Over the years, the Batman has been a murderous avenger, campy caped crusader and terror incarnate. But I like to think that he has also become something else lately: A beacon for hope. Sure, the idea of a billionaire with too much anger inside his system can be frightening, but there’s more to Bruce Wayne than just fists and gadgets wrapped up in a bat costume and abandonment issues. Depending on the writer of course.
“Today with the internet I feel like we live in a very global community, and our fears are much larger. They’re national and global — you fear terrorism and resource depletion and all this kind of stuff, and Batman can’t fight those things,” Batman writer Scott Snyder said to CBR about his final issue on the current Batman series, that ended with number 50.

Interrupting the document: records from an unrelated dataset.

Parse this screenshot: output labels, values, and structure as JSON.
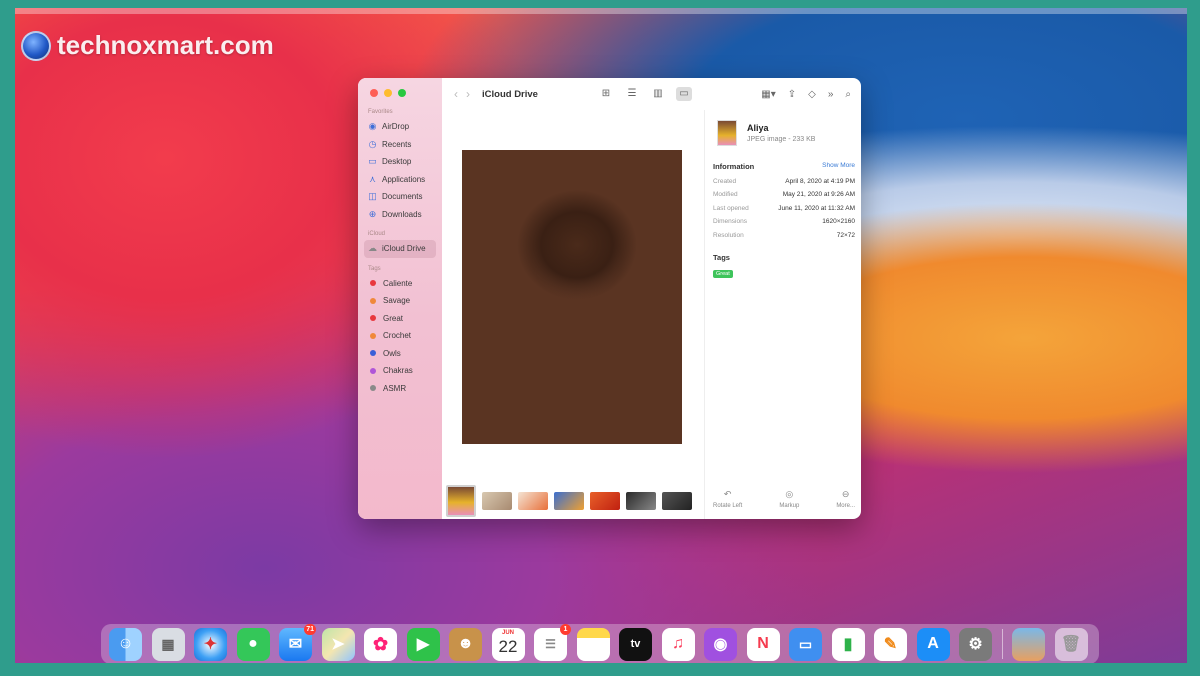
{
  "watermark": {
    "text": "technoxmart.com"
  },
  "finder": {
    "title": "iCloud Drive",
    "sidebar": {
      "favorites_title": "Favorites",
      "favorites": [
        {
          "label": "AirDrop",
          "icon": "airdrop-icon"
        },
        {
          "label": "Recents",
          "icon": "clock-icon"
        },
        {
          "label": "Desktop",
          "icon": "desktop-icon"
        },
        {
          "label": "Applications",
          "icon": "applications-icon"
        },
        {
          "label": "Documents",
          "icon": "document-icon"
        },
        {
          "label": "Downloads",
          "icon": "download-icon"
        }
      ],
      "icloud_title": "iCloud",
      "icloud": [
        {
          "label": "iCloud Drive",
          "icon": "cloud-icon"
        }
      ],
      "tags_title": "Tags",
      "tags": [
        {
          "label": "Caliente",
          "color": "#e8383d"
        },
        {
          "label": "Savage",
          "color": "#f0883a"
        },
        {
          "label": "Great",
          "color": "#e8383d"
        },
        {
          "label": "Crochet",
          "color": "#f0883a"
        },
        {
          "label": "Owls",
          "color": "#3a5fd8"
        },
        {
          "label": "Chakras",
          "color": "#b055d8"
        },
        {
          "label": "ASMR",
          "color": "#8a8a8a"
        }
      ]
    },
    "info": {
      "name": "Aliya",
      "kind": "JPEG image - 233 KB",
      "section": "Information",
      "show_more": "Show More",
      "rows": [
        {
          "k": "Created",
          "v": "April 8, 2020 at 4:19 PM"
        },
        {
          "k": "Modified",
          "v": "May 21, 2020 at 9:26 AM"
        },
        {
          "k": "Last opened",
          "v": "June 11, 2020 at 11:32 AM"
        },
        {
          "k": "Dimensions",
          "v": "1620×2160"
        },
        {
          "k": "Resolution",
          "v": "72×72"
        }
      ],
      "tags_title": "Tags",
      "tag": "Great",
      "actions": [
        {
          "label": "Rotate Left",
          "icon": "rotate-left-icon"
        },
        {
          "label": "Markup",
          "icon": "markup-icon"
        },
        {
          "label": "More...",
          "icon": "more-icon"
        }
      ]
    }
  },
  "dock": {
    "calendar_month": "JUN",
    "calendar_day": "22",
    "mail_badge": "71",
    "reminders_badge": "1",
    "tv_label": "tv"
  }
}
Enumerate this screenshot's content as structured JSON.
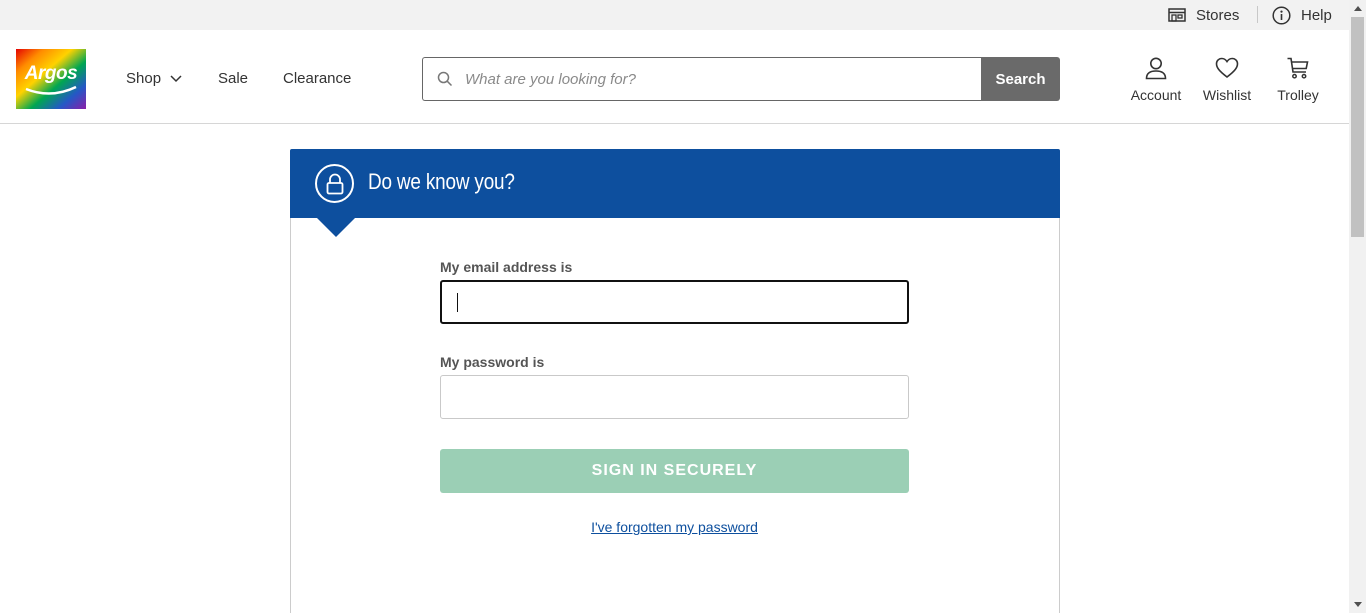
{
  "utility": {
    "stores_label": "Stores",
    "help_label": "Help"
  },
  "header": {
    "logo_text": "Argos",
    "nav": {
      "shop": "Shop",
      "sale": "Sale",
      "clearance": "Clearance"
    },
    "search": {
      "placeholder": "What are you looking for?",
      "value": "",
      "button_label": "Search"
    },
    "account_label": "Account",
    "wishlist_label": "Wishlist",
    "trolley_label": "Trolley"
  },
  "signin": {
    "title": "Do we know you?",
    "email_label": "My email address is",
    "email_value": "",
    "password_label": "My password is",
    "password_value": "",
    "submit_label": "SIGN IN SECURELY",
    "forgot_label": "I've forgotten my password"
  },
  "colors": {
    "brand_blue": "#0d4f9e",
    "signin_button_disabled": "#9bcfb5",
    "search_button": "#6a6a6a"
  },
  "icons": [
    "store-icon",
    "info-icon",
    "search-icon",
    "chevron-down-icon",
    "user-icon",
    "heart-icon",
    "trolley-icon",
    "lock-icon"
  ]
}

And so, what I really hope what we’ve turned him into — instead of a symbol of intimidation, which is a fine symbol to be back then — he’s kind of a symbol of inspiration. Where, instead of scaring bad people into the shadows, he brings good people out into the light, and inspires us to be the best versions of ourselves that we can be, and overcome our fear — like you’re saying — fear is playing a large part in this mythology.
I think he says, no matter what Gotham throws you, no matter what terrifying thing it generates for you to face, you can overcome that in your life. And I feel that’s why he’s such an enduring character, and why he’s endlessly so fun to write. Because people always joke about “Batman always wins” whenever I say like, you know, “X-Men vs. Avengers, who wins? Batman always wins no matter who it is.”

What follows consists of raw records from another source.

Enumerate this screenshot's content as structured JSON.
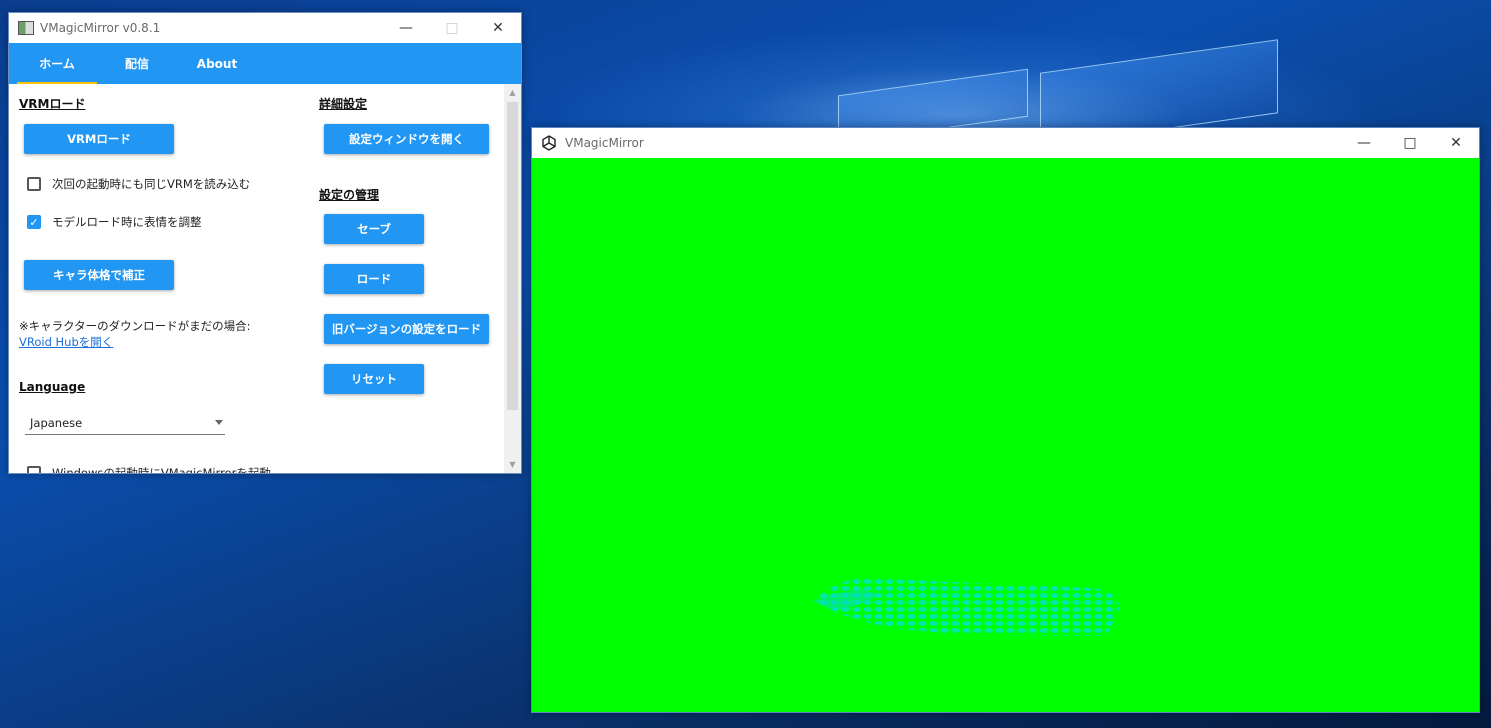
{
  "colors": {
    "accent": "#2196f3",
    "tab_indicator": "#ffc107",
    "greenscreen": "#00ff00"
  },
  "app": {
    "title": "VMagicMirror v0.8.1",
    "tabs": [
      {
        "label": "ホーム",
        "active": true
      },
      {
        "label": "配信",
        "active": false
      },
      {
        "label": "About",
        "active": false
      }
    ],
    "vrm": {
      "heading": "VRMロード",
      "load_button": "VRMロード",
      "auto_load_label": "次回の起動時にも同じVRMを読み込む",
      "auto_load_checked": false,
      "adjust_label": "モデルロード時に表情を調整",
      "adjust_checked": true,
      "calibrate_button": "キャラ体格で補正",
      "note": "※キャラクターのダウンロードがまだの場合:",
      "vroid_link": "VRoid Hubを開く"
    },
    "language": {
      "heading": "Language",
      "selected": "Japanese"
    },
    "clipped_row_label": "Windowsの起動時にVMagicMirrorを起動",
    "details": {
      "heading": "詳細設定",
      "open_button": "設定ウィンドウを開く"
    },
    "manage": {
      "heading": "設定の管理",
      "save_button": "セーブ",
      "load_button": "ロード",
      "legacy_button": "旧バージョンの設定をロード",
      "reset_button": "リセット"
    }
  },
  "unity": {
    "title": "VMagicMirror"
  }
}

But he wins in a way that’s funny, but he also wins in a way that isn’t funny, which is he teaches us that no matter what the obstacle and no matter how entrenched or intractable the kind of issue we’re facing seems, you can make baby steps toward it. And that’s what Batman is. And so for me, that’s what we were trying to end on, was this sense of problems that Bloom is pointing to are things that will not be solved in this arc, but what Batman says is it’s worth trying.
I like that. I like the idea that began all the way back in 2005 with the Batman Begins film, of Bruce Wayne being an incorruptible symbol who brings out the best in people by beating the worst of them. Snyder’s fiftieth issue of the Batman run essentially reset the character for future writers, creating a revitalised dark knight who was back to peak fighting form as he saved the city from Mr Bloom and his seeds. A rather good read, that reminds that while Bruce Wayne will always be the Batman, anyone can be a hero.